## [What the exercise asks]
In the records below, find each line containing the word "icon" and copy it.

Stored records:
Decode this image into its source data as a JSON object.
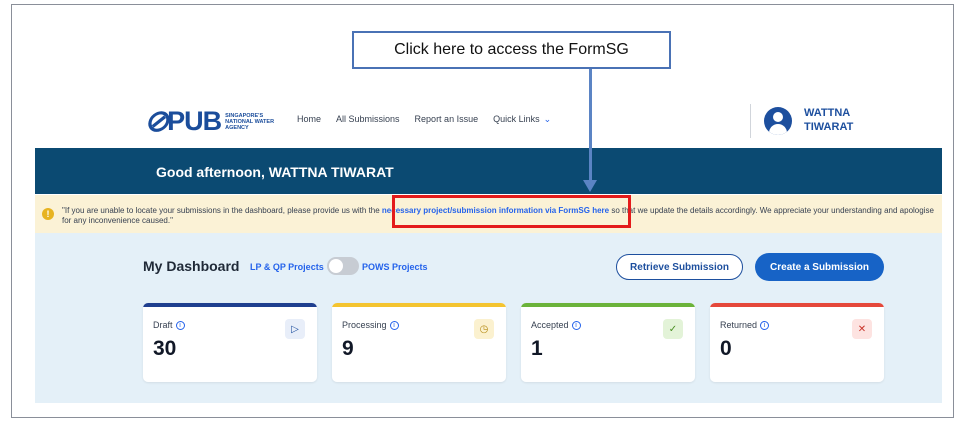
{
  "callout": {
    "text": "Click here to access the FormSG"
  },
  "header": {
    "logo_mark": "⊘",
    "logo_word": "PUB",
    "logo_sub": "SINGAPORE'S NATIONAL WATER AGENCY",
    "nav": [
      "Home",
      "All Submissions",
      "Report an Issue",
      "Quick Links"
    ],
    "user_name": "WATTNA TIWARAT"
  },
  "greeting": "Good afternoon, WATTNA TIWARAT",
  "notice": {
    "before": "\"If you are unable to locate your submissions in the dashboard, please provide us with the ",
    "link": "necessary project/submission information via FormSG here",
    "after": " so that we update the details accordingly. We appreciate your understanding and apologise for any inconvenience caused.\""
  },
  "dashboard": {
    "title": "My Dashboard",
    "tab_left": "LP & QP Projects",
    "tab_right": "POWS Projects",
    "retrieve_label": "Retrieve Submission",
    "create_label": "Create a Submission"
  },
  "cards": [
    {
      "label": "Draft",
      "count": "30",
      "icon": "draft-icon",
      "color": "#1f3f8f",
      "badge_bg": "#e8eef9",
      "badge_fg": "#1d4f9e"
    },
    {
      "label": "Processing",
      "count": "9",
      "icon": "clock-icon",
      "color": "#f4c430",
      "badge_bg": "#fbf1cf",
      "badge_fg": "#b48a12"
    },
    {
      "label": "Accepted",
      "count": "1",
      "icon": "check-circle-icon",
      "color": "#6bb33a",
      "badge_bg": "#e3f3d8",
      "badge_fg": "#4a8f23"
    },
    {
      "label": "Returned",
      "count": "0",
      "icon": "x-circle-icon",
      "color": "#e5483b",
      "badge_bg": "#fde3e1",
      "badge_fg": "#c9342a"
    }
  ]
}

## [Solution below]
      "icon": "draft-icon",
      "icon": "clock-icon",
      "icon": "check-circle-icon",
      "icon": "x-circle-icon",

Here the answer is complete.